Data provided

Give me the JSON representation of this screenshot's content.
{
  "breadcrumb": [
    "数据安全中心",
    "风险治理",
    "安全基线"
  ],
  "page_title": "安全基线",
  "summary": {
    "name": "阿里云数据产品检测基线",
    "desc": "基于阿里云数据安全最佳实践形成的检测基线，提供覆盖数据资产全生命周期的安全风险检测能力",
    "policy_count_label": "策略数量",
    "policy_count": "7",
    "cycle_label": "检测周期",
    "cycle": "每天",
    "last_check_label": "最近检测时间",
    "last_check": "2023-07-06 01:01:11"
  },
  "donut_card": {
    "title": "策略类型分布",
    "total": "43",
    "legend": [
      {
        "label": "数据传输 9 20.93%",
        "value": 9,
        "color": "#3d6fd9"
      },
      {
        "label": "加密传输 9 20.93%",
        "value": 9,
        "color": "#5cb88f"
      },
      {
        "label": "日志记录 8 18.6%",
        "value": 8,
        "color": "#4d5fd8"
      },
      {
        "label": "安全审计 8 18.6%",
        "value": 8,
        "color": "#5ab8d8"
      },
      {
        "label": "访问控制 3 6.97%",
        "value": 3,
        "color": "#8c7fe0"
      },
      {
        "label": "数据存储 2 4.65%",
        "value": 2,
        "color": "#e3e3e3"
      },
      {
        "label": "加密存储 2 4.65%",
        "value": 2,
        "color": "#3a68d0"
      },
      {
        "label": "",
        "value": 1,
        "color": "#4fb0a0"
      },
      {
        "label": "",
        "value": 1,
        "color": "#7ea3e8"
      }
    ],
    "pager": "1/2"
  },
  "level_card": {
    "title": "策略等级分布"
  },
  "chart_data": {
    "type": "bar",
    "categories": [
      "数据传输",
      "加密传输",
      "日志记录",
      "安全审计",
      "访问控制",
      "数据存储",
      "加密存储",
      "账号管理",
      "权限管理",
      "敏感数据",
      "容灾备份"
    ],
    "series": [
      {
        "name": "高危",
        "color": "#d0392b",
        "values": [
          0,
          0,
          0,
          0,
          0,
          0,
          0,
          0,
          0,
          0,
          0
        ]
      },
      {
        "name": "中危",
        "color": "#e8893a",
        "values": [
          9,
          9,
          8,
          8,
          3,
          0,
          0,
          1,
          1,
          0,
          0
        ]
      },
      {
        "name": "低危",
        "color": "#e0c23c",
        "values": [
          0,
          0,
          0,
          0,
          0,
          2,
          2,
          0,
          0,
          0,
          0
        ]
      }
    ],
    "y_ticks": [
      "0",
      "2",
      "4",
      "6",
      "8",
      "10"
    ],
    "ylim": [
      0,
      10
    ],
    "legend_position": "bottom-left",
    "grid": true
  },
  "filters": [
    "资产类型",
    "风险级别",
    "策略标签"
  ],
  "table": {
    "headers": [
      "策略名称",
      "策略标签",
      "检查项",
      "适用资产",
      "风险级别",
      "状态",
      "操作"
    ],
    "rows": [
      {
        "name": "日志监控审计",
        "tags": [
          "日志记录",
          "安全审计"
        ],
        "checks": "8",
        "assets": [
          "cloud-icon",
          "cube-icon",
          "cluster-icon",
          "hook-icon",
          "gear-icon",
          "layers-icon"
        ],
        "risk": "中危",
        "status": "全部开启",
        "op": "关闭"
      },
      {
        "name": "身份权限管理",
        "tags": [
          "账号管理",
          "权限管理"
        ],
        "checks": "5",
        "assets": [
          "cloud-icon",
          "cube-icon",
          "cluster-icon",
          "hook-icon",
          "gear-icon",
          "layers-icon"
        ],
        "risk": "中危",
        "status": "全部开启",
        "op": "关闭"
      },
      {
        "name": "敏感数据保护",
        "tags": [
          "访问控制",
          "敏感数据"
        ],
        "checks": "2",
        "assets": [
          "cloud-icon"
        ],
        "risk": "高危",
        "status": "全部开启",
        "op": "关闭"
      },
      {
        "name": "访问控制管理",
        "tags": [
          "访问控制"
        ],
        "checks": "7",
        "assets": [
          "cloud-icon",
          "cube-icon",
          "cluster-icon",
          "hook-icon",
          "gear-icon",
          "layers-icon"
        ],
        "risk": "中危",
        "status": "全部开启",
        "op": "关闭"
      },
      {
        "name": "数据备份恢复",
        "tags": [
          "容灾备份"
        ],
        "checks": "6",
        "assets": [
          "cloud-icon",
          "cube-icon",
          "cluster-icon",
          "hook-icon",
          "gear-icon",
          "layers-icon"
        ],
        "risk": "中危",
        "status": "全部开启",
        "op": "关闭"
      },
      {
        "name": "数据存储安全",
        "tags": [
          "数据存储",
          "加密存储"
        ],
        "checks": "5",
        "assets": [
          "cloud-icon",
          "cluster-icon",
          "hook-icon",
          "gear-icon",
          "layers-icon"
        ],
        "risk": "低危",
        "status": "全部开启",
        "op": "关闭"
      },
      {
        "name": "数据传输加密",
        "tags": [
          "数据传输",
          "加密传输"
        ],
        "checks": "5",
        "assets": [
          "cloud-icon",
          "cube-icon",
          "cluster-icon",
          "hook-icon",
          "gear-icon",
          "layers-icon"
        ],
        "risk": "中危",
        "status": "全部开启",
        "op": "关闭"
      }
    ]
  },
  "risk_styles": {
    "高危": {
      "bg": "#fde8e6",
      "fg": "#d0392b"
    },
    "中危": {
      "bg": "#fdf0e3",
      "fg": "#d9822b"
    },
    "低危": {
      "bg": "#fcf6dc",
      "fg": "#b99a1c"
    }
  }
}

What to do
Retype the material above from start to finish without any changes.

Response to this exercise
Give me the JSON representation of this screenshot's content.
{
  "breadcrumb": [
    "数据安全中心",
    "风险治理",
    "安全基线"
  ],
  "page_title": "安全基线",
  "summary": {
    "name": "阿里云数据产品检测基线",
    "desc": "基于阿里云数据安全最佳实践形成的检测基线，提供覆盖数据资产全生命周期的安全风险检测能力",
    "policy_count_label": "策略数量",
    "policy_count": "7",
    "cycle_label": "检测周期",
    "cycle": "每天",
    "last_check_label": "最近检测时间",
    "last_check": "2023-07-06 01:01:11"
  },
  "donut_card": {
    "title": "策略类型分布",
    "total": "43",
    "legend": [
      {
        "label": "数据传输 9 20.93%",
        "value": 9,
        "color": "#3d6fd9"
      },
      {
        "label": "加密传输 9 20.93%",
        "value": 9,
        "color": "#5cb88f"
      },
      {
        "label": "日志记录 8 18.6%",
        "value": 8,
        "color": "#4d5fd8"
      },
      {
        "label": "安全审计 8 18.6%",
        "value": 8,
        "color": "#5ab8d8"
      },
      {
        "label": "访问控制 3 6.97%",
        "value": 3,
        "color": "#8c7fe0"
      },
      {
        "label": "数据存储 2 4.65%",
        "value": 2,
        "color": "#e3e3e3"
      },
      {
        "label": "加密存储 2 4.65%",
        "value": 2,
        "color": "#3a68d0"
      },
      {
        "label": "",
        "value": 1,
        "color": "#4fb0a0"
      },
      {
        "label": "",
        "value": 1,
        "color": "#7ea3e8"
      }
    ],
    "pager": "1/2"
  },
  "level_card": {
    "title": "策略等级分布"
  },
  "chart_data": {
    "type": "bar",
    "categories": [
      "数据传输",
      "加密传输",
      "日志记录",
      "安全审计",
      "访问控制",
      "数据存储",
      "加密存储",
      "账号管理",
      "权限管理",
      "敏感数据",
      "容灾备份"
    ],
    "series": [
      {
        "name": "高危",
        "color": "#d0392b",
        "values": [
          0,
          0,
          0,
          0,
          0,
          0,
          0,
          0,
          0,
          0,
          0
        ]
      },
      {
        "name": "中危",
        "color": "#e8893a",
        "values": [
          9,
          9,
          8,
          8,
          3,
          0,
          0,
          1,
          1,
          0,
          0
        ]
      },
      {
        "name": "低危",
        "color": "#e0c23c",
        "values": [
          0,
          0,
          0,
          0,
          0,
          2,
          2,
          0,
          0,
          0,
          0
        ]
      }
    ],
    "y_ticks": [
      "0",
      "2",
      "4",
      "6",
      "8",
      "10"
    ],
    "ylim": [
      0,
      10
    ],
    "legend_position": "bottom-left",
    "grid": true
  },
  "filters": [
    "资产类型",
    "风险级别",
    "策略标签"
  ],
  "table": {
    "headers": [
      "策略名称",
      "策略标签",
      "检查项",
      "适用资产",
      "风险级别",
      "状态",
      "操作"
    ],
    "rows": [
      {
        "name": "日志监控审计",
        "tags": [
          "日志记录",
          "安全审计"
        ],
        "checks": "8",
        "assets": [
          "cloud-icon",
          "cube-icon",
          "cluster-icon",
          "hook-icon",
          "gear-icon",
          "layers-icon"
        ],
        "risk": "中危",
        "status": "全部开启",
        "op": "关闭"
      },
      {
        "name": "身份权限管理",
        "tags": [
          "账号管理",
          "权限管理"
        ],
        "checks": "5",
        "assets": [
          "cloud-icon",
          "cube-icon",
          "cluster-icon",
          "hook-icon",
          "gear-icon",
          "layers-icon"
        ],
        "risk": "中危",
        "status": "全部开启",
        "op": "关闭"
      },
      {
        "name": "敏感数据保护",
        "tags": [
          "访问控制",
          "敏感数据"
        ],
        "checks": "2",
        "assets": [
          "cloud-icon"
        ],
        "risk": "高危",
        "status": "全部开启",
        "op": "关闭"
      },
      {
        "name": "访问控制管理",
        "tags": [
          "访问控制"
        ],
        "checks": "7",
        "assets": [
          "cloud-icon",
          "cube-icon",
          "cluster-icon",
          "hook-icon",
          "gear-icon",
          "layers-icon"
        ],
        "risk": "中危",
        "status": "全部开启",
        "op": "关闭"
      },
      {
        "name": "数据备份恢复",
        "tags": [
          "容灾备份"
        ],
        "checks": "6",
        "assets": [
          "cloud-icon",
          "cube-icon",
          "cluster-icon",
          "hook-icon",
          "gear-icon",
          "layers-icon"
        ],
        "risk": "中危",
        "status": "全部开启",
        "op": "关闭"
      },
      {
        "name": "数据存储安全",
        "tags": [
          "数据存储",
          "加密存储"
        ],
        "checks": "5",
        "assets": [
          "cloud-icon",
          "cluster-icon",
          "hook-icon",
          "gear-icon",
          "layers-icon"
        ],
        "risk": "低危",
        "status": "全部开启",
        "op": "关闭"
      },
      {
        "name": "数据传输加密",
        "tags": [
          "数据传输",
          "加密传输"
        ],
        "checks": "5",
        "assets": [
          "cloud-icon",
          "cube-icon",
          "cluster-icon",
          "hook-icon",
          "gear-icon",
          "layers-icon"
        ],
        "risk": "中危",
        "status": "全部开启",
        "op": "关闭"
      }
    ]
  },
  "risk_styles": {
    "高危": {
      "bg": "#fde8e6",
      "fg": "#d0392b"
    },
    "中危": {
      "bg": "#fdf0e3",
      "fg": "#d9822b"
    },
    "低危": {
      "bg": "#fcf6dc",
      "fg": "#b99a1c"
    }
  }
}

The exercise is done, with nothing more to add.